Obama, on the contrary, is a man who embraces the core principle of slavery — the denial of individual sovereignty, i.e., self-ownership. His main difference on this score from the slave owners of the past is that, rather than pursuing the contradiction of defending private property while simultaneously defiling it, Obama merely wishes to undo property itself, thus rendering enslavement a universal principle of government.
Jefferson actually owned people, but later on some people read some Jefferson and thought that owning people might not be cool, so, ipso facto ergo, Jefferson freed all the slaves, including his own retroactively like magic. The Kenyan socialist pretender will take your monies and give them to other people via a scary thing called “taxes” so, also, too, Obama wants to own all the people in America. THAT IS AN AIRTIGHT SYLLOGISM GODDAMMIT. To sum up: war is peace, ignorance is strength (which makes those motherfuckers at American Thinker incredibly strong) and freedom is slavery. The end.
Tomorrow the Senate Foreign Relations Committee will hold hearings on Benghazi. Coincidentally, earlier this week it was reported that Hillary Clinton suffered a concussion after fainting due to dehydration from a stomach virus, and won't be available to testify before the committee. You have one guess as to where this is going.
The Daily Caller's Jim Treacher asked for the concussion certificate:
If she has a concussion, let's see the medical report. Let's see some proof that she's not just stonewalling. If it's true, then we can all wish her a speedy recovery. But it's ridiculous to expect us to take her word for it.
And then concussion-gate became a thing, at least among people who suffer one each time they fall on their asses...
The State Department has announced that Secretary Clinton will be available to testify come January. That's a likely story from someone who orchestrated the murder of Vince Foster/faked a head injury/shot JFK.
You might think that President Obama’s comfortable reelection last month would put an end to the Republican birther conspiracy. But if you do, you don’t know Arizona Republicans.
The latest battle for the movement that believes Barack Obama is ineligible to be President was fought Monday at the state’s Electoral College vote, where a trio of Republican electors — including state GOP chair Tom Morrissey — once again raised concerns that Obama’s birth certificate is a fake during the electoral college vote. ...
Morrissey, the leader of the Republican Party in Arizona and a former Chief Deputy U.S. Marshal for the state, tried to present his concerns over Obama’s eligibility as something other than birtherism.
“My issue isn’t whether he was born here,” he told KFYI radio in Phoenix Monday. “I have questions [about Obama’s longform birth certificate]. … You know, I have a law enforcement background. I come at this with a little different perspective. It just doesn’t ring right with me.” ...

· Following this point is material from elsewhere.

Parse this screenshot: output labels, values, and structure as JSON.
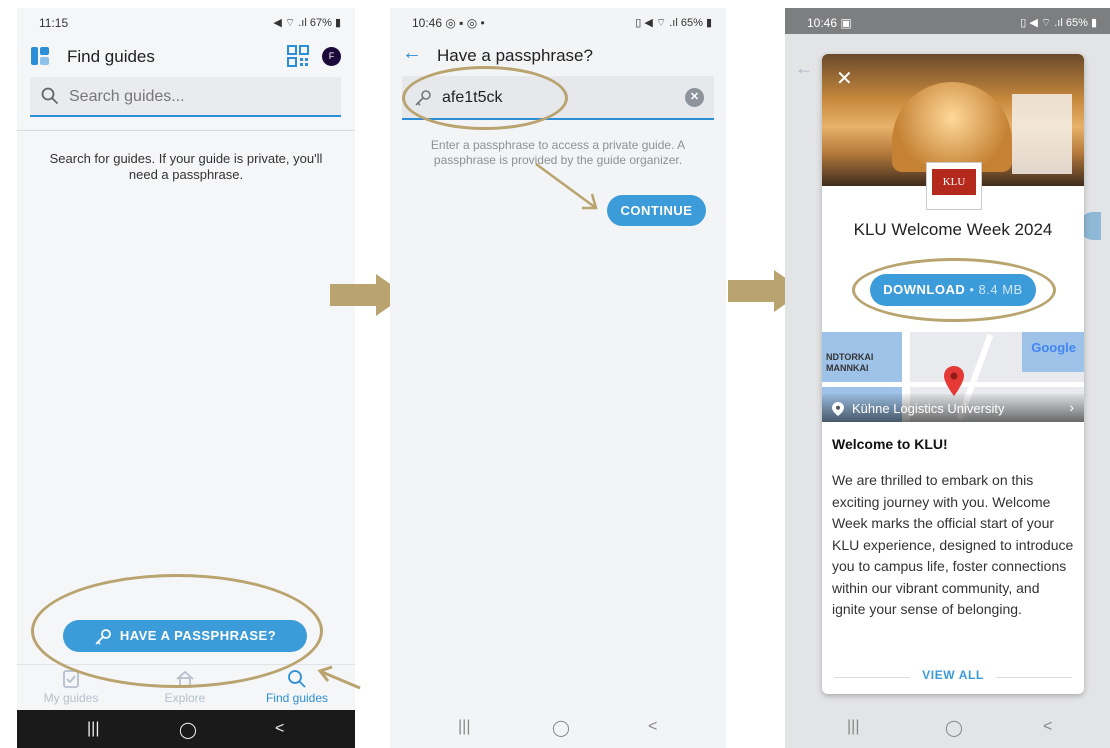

Another of the electors who raised concerns, Gila County GOP chair Don Ascoli, told TPM on Monday he’s used to being on the losing end of the birth certificate fight. But even if he’s going down, he said, he’s going down swinging no matter what the cost to his party or his state’s reputation. ...

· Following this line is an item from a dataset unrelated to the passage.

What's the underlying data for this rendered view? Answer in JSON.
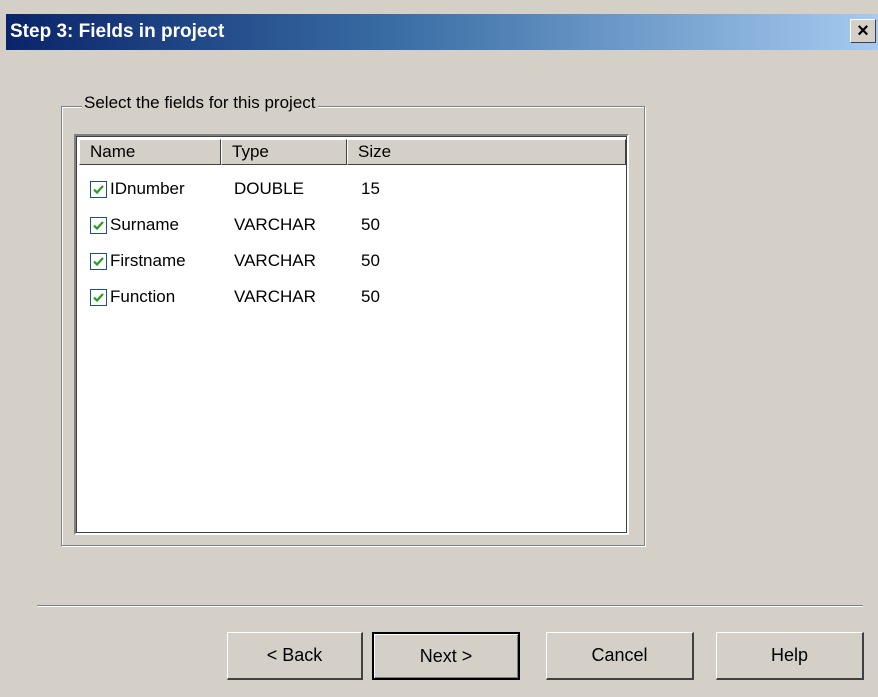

In continuing to push the conspiracy that Obama has hid his real birth certificate all the way to the electoral college vote for his second term — which the president won by a comfortable margin — Ascoli, and the other electors that shared in the concerns over Obama’s birth certificate were keeping alive an Arizona tradition. The state has been a hotbed of birtherism since the start of the movement and still boasts the movement’s most prominent elected official defender: Sheriff Joe Arpiao.